Our challenge this week is to portray habits: “the stuff of every day – places we go, things we do, people we see”. Luckily for me (and in large part thanks to my adventure-loving husband), that means travel! These past 2 months, Travels and Trifles readers have seen my posts from our incredible journey to China. Here I am, above, with two young Chinese girls who very politely asked to have their photo taken with me. Within seconds, a line of other young Chinese girls decided they too needed a shot with me and the moment turned into a 15 minute frenzy 🙂 It’s a fun memory for me that shows how unusual it is for the Chinese to see westerners, since 85% of the tourists in China are actually Chinese.
One of the loveliest parts of our China travels was our visit to Zhouzhuang, otherwise known as “the Venice of the East”. We were amazed at how similar it was, with Chinese boats piloted by local residents instead of gondolas and gondoliers.
“The world is a book and those who do not travel read only one page.”
Augustine of Hippo
About an hour’s drive from the brilliant city of Shanghai, Zhouzhuang is a small village interspersed with lovely canals, walkways, and alleys bustling with local life. Predominantly colored in soft creamy whites and cool, soothing greens, the homes and waterways promote a peaceful feeling reminiscent of what life may have felt like in the long ago past.
“Travel makes one modest. You see what a tiny place you occupy in the world.”

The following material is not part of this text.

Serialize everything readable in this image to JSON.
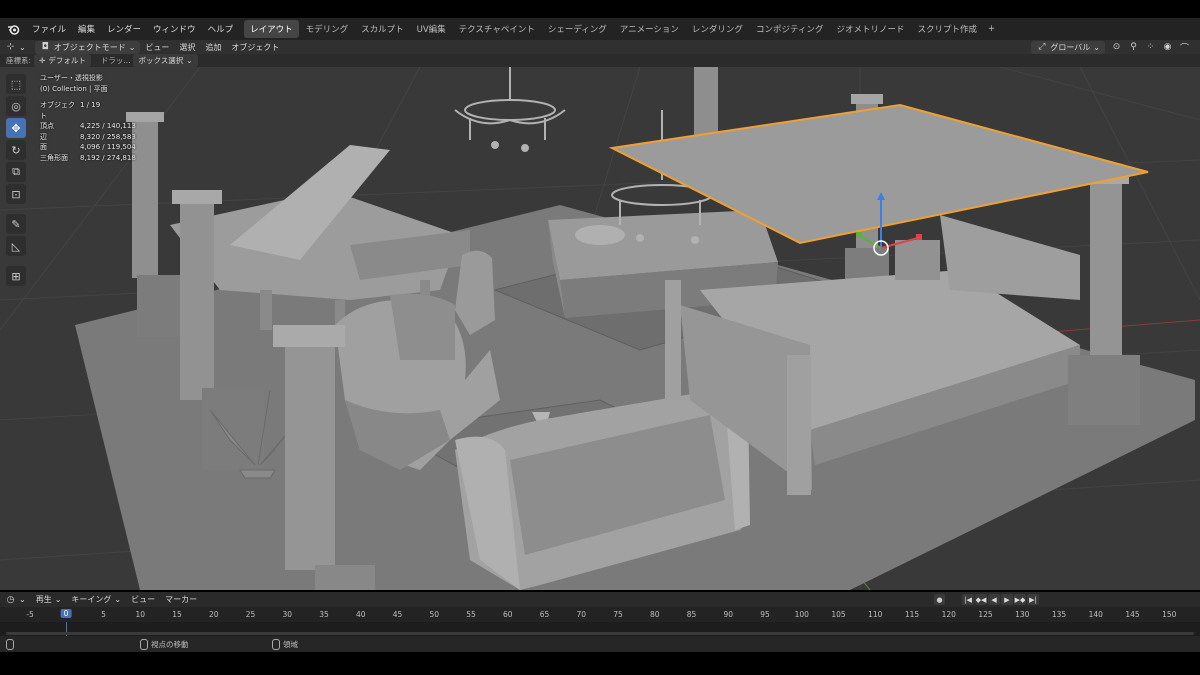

Named as one of the world’s Top 10 most beautiful towns by CNN in 2012, it was coincidentally featured in the China Daily newspaper soon after we visited. Chinese tourists were scattered about, and the tea houses and shops were doing a nice business, but happily for us the town had not yet hit the mainstream of foreign visitors.
“It is good to have an end to journey toward; but it is the journey that matters, in the end.”
We had a lovely boat ride through many of the canals, while our oarswoman sang one or two of her favorite Chinese songs. We saw life along the waterside much as we did in Venice on a gondola ride several years ago.
“Travel brings power and love back into your life.”
After our ride we walked the alleys and browsed the shops – finding the shopkeepers friendly and not at all pushy. Many of the shops featured hand-crafted items which were being made as we strolled by. There were weavers, woodcutters, furniture makers and silk merchants creating beautiful duvets..
“To travel is to live.”
Hans Christian Andersen
“It is better to travel well than to arrive.”
We saw boats in many shapes and colors. Some, clearly designed to serve the tourists, were slowly propelled by poles along the waterways and under the beautiful bridges for which the town is known. Others were obviously working fishing vessels – nets clearly displayed and at the ready.
“There are no foreign lands. It is the traveler only who is foreign.”
Robert Louis Stevenson
“The journey itself is my home.”
If one is going to have boats, one must have a boat house as well, no? Below, the fishing nets hang to dry on the poles above. The structure is a great example of the creative uses the Chinese have found for the sturdy qualities of bamboo.
“Travel brings wisdom only to the wise. It renders the ignorant more ignorant than ever.”
It was a lovely day on the water, quite different from anything else we’d seen in China – and a world away from the ultra-modern city of Shanghai, which we also loved. Somehow, no matter how long we were there, China seemed still to have a few surprises for us along the way!
“Roam abroad in the world, and take thy fill of its enjoyments before the day comes when thou must quit it for good.”
Sadly (at least for me), this about wraps up my series of posts dedicated to our adventure in China. It was a fascinating month for me, and I appreciate your sharing it with me. Now it’s time to get back to life on Kiawah – at least for a while 🙂
“A wise man travels to discover himself.”
James Russell Lowell
Traveling is my habit, what’s yours? To see what some others’ habits might be, click here.